When I was a teenager there were frequent excavations of Roman remains or digs as we called them.

I helped out on some of them during the holidays.

It was interesting work – unpaid of course, but there was a sense of excitement that went with it; delving into the ground knowing that our ancient forebears had once been there and might have left something to be found.

And many valuable things were found in the digs around Cirencester back in the 1960s to which our excellent museum pays testament, attracting many thousands of visitors each year, especially schoolchildren.

Like most Cirencester kids, I was exposed to Cirencester’s rich Roman history from an early age.

It was all around us; the bull ring amphitheatre, the bits of the Roman wall at the City Bank and the Abbey Grounds; the fragments of architecture such as the base of a broken column opposite the police station in the Forum.

There were frequent trips to the museum to which we walked to in a line from Lewis Lane.

I remember very well being taken there by my teacher Miss Phillips who explained things so well and inspired a love of history in me that has remained with me ever since.

Vera Phillips also taught me how to sew, but that’s a story for another day.

In the 1960s and 70s the Roman remains in Cirencester were contemporaneously added to when buildings and bridges were knocked down and roads built where there was once the elysian fields of childhood memory.
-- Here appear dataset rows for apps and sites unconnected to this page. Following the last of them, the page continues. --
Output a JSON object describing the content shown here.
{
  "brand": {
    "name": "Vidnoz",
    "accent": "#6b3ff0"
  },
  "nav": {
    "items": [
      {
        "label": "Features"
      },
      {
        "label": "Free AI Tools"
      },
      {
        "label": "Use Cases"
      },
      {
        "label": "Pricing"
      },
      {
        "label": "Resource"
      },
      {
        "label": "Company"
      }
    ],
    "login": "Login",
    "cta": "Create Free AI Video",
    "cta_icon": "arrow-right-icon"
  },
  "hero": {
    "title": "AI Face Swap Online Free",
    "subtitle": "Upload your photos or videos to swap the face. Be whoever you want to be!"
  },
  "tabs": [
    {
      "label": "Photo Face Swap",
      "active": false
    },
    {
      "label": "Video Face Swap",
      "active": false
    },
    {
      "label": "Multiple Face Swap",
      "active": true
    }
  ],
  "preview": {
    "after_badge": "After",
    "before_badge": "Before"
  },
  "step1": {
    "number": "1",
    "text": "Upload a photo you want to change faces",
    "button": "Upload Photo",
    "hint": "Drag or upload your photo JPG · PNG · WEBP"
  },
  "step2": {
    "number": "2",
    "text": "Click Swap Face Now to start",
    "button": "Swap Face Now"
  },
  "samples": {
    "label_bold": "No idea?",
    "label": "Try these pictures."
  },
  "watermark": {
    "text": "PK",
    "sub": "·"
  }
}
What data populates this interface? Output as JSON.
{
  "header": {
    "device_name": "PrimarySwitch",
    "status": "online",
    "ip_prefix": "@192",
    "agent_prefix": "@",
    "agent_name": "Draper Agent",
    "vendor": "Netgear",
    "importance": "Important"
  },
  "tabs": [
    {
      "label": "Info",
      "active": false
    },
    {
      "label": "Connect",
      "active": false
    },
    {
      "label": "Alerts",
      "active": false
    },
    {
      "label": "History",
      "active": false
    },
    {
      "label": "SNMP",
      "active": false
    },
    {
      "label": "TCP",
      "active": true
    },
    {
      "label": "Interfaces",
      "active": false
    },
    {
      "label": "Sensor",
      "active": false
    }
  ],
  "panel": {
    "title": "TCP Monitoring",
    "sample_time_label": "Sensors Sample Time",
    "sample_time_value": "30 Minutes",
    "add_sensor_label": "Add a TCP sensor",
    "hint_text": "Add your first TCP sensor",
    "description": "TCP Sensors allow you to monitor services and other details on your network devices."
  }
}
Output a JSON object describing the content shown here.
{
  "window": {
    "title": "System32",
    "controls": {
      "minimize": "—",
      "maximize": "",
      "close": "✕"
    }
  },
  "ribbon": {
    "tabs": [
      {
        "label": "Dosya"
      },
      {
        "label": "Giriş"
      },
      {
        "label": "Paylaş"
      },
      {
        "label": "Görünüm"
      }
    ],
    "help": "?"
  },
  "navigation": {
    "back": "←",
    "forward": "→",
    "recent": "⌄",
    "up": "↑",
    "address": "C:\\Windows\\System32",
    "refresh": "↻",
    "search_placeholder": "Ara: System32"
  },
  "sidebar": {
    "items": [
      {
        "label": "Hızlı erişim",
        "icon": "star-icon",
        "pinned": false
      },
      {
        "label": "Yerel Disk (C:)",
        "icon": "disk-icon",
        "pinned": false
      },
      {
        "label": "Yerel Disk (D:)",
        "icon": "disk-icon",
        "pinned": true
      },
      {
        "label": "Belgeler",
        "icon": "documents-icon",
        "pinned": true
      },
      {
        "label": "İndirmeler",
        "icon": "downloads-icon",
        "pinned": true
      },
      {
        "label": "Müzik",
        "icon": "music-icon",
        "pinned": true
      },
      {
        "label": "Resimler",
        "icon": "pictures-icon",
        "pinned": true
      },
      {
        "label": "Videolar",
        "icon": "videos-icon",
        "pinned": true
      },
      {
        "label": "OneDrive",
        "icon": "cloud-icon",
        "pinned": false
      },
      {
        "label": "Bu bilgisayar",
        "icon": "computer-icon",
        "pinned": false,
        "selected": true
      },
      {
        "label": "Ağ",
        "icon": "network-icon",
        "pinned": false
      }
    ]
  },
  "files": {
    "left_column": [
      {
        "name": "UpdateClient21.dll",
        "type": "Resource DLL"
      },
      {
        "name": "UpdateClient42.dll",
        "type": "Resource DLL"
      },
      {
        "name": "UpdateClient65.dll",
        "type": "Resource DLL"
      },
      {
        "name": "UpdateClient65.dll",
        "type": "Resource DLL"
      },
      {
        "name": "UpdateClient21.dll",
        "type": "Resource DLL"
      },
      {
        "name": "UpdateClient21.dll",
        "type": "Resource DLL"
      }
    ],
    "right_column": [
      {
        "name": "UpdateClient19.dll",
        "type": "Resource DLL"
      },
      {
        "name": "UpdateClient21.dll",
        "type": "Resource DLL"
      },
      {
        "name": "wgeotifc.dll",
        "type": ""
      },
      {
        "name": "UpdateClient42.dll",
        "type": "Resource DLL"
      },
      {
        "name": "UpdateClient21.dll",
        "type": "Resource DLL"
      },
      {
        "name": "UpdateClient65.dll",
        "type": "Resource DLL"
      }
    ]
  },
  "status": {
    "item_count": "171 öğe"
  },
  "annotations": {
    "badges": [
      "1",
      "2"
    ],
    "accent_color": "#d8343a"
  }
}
Who can forget the Beeches Humpty Dumps or the avenue of wood that lined the road from the Golden Farm to the stone bridge over the Churn?